TASK DIRECTIONS: Only lines with the word "Позначки" are needed; collect each of them from the listing below.

━━━ EXERCISE MATERIAL

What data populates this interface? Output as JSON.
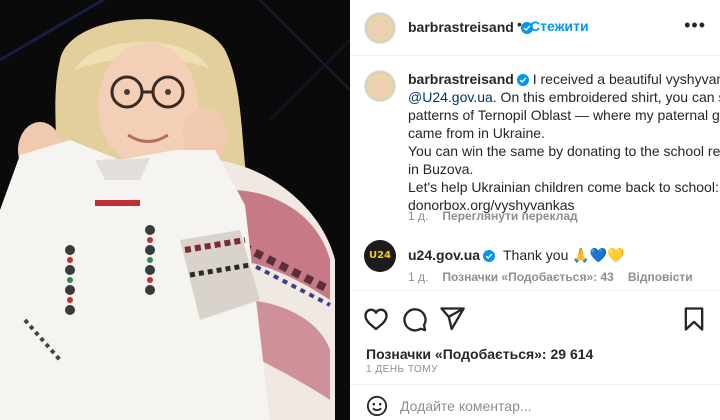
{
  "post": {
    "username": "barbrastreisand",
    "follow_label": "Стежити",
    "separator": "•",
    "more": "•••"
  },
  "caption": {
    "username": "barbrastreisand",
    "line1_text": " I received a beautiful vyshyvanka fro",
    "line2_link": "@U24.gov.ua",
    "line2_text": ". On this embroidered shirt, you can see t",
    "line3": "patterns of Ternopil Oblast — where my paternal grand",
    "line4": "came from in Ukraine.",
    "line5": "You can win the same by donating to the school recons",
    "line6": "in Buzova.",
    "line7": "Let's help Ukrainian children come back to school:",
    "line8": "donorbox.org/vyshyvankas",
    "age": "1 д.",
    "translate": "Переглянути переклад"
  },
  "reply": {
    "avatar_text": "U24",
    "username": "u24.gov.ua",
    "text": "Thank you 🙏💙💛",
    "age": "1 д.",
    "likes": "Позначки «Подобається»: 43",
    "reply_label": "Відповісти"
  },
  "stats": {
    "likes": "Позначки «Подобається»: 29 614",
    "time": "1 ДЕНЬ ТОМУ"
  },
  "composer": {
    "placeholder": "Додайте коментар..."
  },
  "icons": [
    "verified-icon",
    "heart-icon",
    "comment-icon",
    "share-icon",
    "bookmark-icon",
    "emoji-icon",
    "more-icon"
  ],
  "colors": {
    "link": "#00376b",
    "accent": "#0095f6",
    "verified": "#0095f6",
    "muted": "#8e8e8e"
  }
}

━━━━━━

RESPONSE BELOW:
    "likes": "Позначки «Подобається»: 43",
    "likes": "Позначки «Подобається»: 29 614",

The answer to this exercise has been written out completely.